In fact, Basel II is expected to create a whole range of positive spinoffs. Among others, it will help put in place a wider framework for supervision and regulation to be conducted on a consolidated basis. Supervision will become increasingly more risk focused and that, not with respect to Basel II implementation alone, but along with a re-focussing of other prudential rules as set out in the Basel Core Principles. Moreover, a system is expected to evolve out of Basel II that will enable intervention on the markets much before a crisis sets in because the whole framework is intended to avoid having to take action before any wide scale financial distress is at the doorstep. Care will also be taken to ensure that costs of regulation and supervision do not weigh down on the benefits of efficient private market operation in the implementation of the associated regulatory rules. All these will add value and, hopefully, lighten the overall burden of financial regulation while promoting overall financial stability at the same time. We have therefore to look into a framework of benefits and market efficiencies to be gained beyond ordinary Basel II considerations. Those benefits will emerge after Basel II becomes part of the reality and gives rise to a new thinking about what may be called a more even level playing field than what prevails currently at the national and international levels.

It is for these reasons and to be really effective that the Bank of Mauritius has adopted, together with banks, a consultative and participative approach for Basel II implementation. The target date for implementation has tentatively been set for beginning 2008. Much work has been done already at the level of the Basel II Implementation Committee. Proposal drafts on work done have been circulated for views and comments from the industry as a prelude to progressive Basel II implementation in the form of guidelines issued to the industry. It is not intended to impose any specific Basel II approach but banks are being encouraged from the start to go for an approach – such as the Internal Ratings Based Approach – by which they will effectively add value now and in the longer term to the inherent capabilities of their institutions. All this is being done without losing sight of the investments banks are making or have already made to progress towards that goal by first adopting the simpler approaches of Basel II.

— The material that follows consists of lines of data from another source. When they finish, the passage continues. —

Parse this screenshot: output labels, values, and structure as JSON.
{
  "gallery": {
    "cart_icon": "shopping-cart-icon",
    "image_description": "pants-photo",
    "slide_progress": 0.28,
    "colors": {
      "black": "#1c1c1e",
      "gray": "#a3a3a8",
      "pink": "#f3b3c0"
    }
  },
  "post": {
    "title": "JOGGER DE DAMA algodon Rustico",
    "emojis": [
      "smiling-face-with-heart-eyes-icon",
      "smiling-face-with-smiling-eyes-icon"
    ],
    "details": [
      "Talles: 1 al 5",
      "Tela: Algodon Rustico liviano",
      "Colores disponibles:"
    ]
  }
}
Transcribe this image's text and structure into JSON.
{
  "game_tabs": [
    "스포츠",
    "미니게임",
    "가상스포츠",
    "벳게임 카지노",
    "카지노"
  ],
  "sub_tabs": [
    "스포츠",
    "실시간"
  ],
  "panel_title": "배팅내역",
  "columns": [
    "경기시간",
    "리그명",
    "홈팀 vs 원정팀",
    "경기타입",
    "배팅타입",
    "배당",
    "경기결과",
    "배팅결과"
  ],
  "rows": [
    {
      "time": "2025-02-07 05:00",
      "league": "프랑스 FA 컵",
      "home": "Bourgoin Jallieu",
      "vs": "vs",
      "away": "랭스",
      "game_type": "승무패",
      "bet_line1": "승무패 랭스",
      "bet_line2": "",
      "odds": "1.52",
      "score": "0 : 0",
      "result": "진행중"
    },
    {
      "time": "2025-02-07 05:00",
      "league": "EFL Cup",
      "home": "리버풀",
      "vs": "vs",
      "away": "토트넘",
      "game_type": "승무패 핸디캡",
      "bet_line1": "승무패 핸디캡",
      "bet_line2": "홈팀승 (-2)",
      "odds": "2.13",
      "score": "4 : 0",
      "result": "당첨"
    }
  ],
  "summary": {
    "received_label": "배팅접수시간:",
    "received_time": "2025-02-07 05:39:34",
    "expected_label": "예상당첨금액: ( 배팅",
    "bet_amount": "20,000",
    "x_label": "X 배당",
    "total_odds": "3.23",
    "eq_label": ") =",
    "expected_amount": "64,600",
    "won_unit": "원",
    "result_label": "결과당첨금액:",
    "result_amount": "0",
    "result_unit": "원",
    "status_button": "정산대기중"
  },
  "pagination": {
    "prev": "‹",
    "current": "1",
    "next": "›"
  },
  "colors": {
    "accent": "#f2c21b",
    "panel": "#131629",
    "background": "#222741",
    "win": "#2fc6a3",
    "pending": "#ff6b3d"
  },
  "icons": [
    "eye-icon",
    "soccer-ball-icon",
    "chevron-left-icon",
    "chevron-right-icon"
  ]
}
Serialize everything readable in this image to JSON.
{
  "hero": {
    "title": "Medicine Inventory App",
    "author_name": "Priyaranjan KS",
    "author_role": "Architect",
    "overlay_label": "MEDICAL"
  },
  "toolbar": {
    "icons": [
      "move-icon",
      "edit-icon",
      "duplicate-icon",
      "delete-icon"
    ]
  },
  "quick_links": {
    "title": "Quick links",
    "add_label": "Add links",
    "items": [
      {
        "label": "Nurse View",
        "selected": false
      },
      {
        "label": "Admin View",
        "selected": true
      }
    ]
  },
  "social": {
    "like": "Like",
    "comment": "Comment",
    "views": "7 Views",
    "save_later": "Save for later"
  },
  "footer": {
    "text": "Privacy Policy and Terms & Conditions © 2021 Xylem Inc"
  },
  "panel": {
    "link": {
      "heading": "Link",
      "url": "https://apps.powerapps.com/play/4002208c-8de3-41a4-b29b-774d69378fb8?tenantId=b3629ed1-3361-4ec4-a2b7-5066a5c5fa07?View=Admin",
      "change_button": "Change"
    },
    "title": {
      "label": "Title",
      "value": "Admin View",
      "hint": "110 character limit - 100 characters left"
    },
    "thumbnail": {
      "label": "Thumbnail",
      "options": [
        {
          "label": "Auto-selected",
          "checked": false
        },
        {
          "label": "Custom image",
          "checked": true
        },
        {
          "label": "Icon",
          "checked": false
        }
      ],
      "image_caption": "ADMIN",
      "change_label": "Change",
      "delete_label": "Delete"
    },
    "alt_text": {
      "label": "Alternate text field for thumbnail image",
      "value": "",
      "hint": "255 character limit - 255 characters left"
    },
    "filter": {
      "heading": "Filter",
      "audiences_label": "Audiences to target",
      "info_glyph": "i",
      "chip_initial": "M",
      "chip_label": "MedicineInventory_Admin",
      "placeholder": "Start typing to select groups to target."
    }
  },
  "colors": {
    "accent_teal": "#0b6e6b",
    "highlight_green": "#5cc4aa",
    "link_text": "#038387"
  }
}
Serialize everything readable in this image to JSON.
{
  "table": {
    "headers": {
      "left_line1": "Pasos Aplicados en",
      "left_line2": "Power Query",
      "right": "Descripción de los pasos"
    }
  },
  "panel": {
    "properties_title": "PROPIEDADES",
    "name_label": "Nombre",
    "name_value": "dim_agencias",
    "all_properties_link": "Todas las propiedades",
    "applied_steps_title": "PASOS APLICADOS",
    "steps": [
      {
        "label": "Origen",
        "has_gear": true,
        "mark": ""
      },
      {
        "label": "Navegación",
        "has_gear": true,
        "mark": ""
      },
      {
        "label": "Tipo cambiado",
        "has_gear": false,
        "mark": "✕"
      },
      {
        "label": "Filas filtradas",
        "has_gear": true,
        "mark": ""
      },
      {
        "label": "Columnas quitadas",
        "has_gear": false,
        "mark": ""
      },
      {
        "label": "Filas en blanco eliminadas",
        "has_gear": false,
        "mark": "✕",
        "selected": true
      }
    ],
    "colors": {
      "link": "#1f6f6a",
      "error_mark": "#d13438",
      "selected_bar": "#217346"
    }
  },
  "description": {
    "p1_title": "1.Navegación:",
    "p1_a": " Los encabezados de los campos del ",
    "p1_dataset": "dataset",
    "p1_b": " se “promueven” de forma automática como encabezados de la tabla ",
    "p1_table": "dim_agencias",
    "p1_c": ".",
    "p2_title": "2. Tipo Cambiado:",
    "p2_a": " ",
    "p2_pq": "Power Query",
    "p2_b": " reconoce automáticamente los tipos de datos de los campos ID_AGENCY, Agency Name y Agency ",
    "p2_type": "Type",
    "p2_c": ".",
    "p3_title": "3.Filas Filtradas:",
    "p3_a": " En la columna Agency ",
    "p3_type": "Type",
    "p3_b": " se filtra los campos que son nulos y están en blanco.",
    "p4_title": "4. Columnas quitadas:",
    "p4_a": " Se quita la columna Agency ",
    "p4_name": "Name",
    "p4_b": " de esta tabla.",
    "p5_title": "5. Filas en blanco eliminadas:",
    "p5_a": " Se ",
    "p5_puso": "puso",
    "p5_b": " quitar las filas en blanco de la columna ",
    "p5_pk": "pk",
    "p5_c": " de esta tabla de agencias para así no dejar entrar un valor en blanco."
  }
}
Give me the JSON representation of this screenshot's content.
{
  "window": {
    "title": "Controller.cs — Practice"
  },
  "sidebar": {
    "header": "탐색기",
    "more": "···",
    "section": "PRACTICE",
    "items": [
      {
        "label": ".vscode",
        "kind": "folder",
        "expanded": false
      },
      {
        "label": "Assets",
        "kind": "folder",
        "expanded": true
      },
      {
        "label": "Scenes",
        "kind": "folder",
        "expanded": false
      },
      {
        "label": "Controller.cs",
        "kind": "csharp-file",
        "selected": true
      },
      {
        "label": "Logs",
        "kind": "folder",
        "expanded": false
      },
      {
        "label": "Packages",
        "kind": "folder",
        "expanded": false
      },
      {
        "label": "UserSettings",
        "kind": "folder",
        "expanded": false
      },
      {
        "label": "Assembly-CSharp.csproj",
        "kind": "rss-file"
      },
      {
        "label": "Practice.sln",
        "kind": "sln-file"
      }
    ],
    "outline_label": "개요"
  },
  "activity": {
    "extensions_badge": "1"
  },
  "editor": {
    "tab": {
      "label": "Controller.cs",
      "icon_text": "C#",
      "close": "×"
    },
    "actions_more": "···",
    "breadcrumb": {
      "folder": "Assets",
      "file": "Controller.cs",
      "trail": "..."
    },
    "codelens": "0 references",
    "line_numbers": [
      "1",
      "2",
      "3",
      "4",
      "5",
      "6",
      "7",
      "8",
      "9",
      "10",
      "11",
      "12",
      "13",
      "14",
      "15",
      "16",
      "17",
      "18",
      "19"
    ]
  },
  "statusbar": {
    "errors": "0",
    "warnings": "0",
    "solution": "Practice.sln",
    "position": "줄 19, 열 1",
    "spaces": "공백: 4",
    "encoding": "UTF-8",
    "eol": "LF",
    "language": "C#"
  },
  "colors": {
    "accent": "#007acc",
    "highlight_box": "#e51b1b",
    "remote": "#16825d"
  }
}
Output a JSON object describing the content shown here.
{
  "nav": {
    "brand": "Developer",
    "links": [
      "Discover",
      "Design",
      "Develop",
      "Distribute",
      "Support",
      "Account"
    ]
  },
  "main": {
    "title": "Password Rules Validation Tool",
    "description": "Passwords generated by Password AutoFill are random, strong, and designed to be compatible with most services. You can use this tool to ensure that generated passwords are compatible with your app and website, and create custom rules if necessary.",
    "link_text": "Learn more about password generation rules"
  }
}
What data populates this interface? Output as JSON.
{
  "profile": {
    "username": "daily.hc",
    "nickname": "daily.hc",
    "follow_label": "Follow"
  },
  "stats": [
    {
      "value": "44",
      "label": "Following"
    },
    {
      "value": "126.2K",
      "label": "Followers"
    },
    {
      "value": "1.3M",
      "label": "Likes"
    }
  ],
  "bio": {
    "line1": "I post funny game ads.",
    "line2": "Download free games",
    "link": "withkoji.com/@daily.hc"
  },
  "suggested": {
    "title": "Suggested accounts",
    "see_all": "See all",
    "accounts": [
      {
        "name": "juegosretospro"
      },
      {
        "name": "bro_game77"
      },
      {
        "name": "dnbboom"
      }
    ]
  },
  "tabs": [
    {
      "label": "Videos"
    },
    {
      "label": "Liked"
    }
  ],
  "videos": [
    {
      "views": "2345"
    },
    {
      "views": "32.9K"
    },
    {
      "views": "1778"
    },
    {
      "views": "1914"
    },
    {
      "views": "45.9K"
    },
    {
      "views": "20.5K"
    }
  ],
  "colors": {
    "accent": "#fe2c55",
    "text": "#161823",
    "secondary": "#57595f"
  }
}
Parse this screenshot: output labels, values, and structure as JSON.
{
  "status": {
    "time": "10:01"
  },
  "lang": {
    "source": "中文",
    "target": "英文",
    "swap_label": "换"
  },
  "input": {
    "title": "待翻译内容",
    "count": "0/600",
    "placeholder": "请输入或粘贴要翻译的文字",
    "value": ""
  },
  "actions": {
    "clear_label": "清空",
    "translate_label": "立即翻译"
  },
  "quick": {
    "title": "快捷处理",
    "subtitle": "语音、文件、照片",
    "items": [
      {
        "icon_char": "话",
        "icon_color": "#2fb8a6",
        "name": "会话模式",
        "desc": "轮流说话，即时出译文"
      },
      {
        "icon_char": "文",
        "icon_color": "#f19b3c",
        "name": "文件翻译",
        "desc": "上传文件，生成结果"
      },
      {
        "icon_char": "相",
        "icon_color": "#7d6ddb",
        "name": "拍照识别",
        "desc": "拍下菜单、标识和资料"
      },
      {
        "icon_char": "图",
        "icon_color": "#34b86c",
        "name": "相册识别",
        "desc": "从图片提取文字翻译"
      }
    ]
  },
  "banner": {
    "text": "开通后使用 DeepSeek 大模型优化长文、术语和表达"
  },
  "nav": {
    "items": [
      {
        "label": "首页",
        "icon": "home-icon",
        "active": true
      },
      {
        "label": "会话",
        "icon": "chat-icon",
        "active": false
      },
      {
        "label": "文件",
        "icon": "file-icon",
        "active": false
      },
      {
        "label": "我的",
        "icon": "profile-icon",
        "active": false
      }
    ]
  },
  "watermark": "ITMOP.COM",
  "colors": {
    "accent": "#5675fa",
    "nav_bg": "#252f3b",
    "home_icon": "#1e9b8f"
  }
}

I hope I have given you a broad background in these introductory remarks to set the stage for the Seminar. I am confident that close cooperation by various stakeholders and specialized resource persons including creditors, regulators, risk management strategists, financial analysts and credit risk modelers, will go a long way to make for the efficient and productive implementation of Basel II in Mauritius. To that end, this Seminar represents an important contribution and I take the opportunity to praise KPMG once again for taking the initiative.

I thank you for your attention.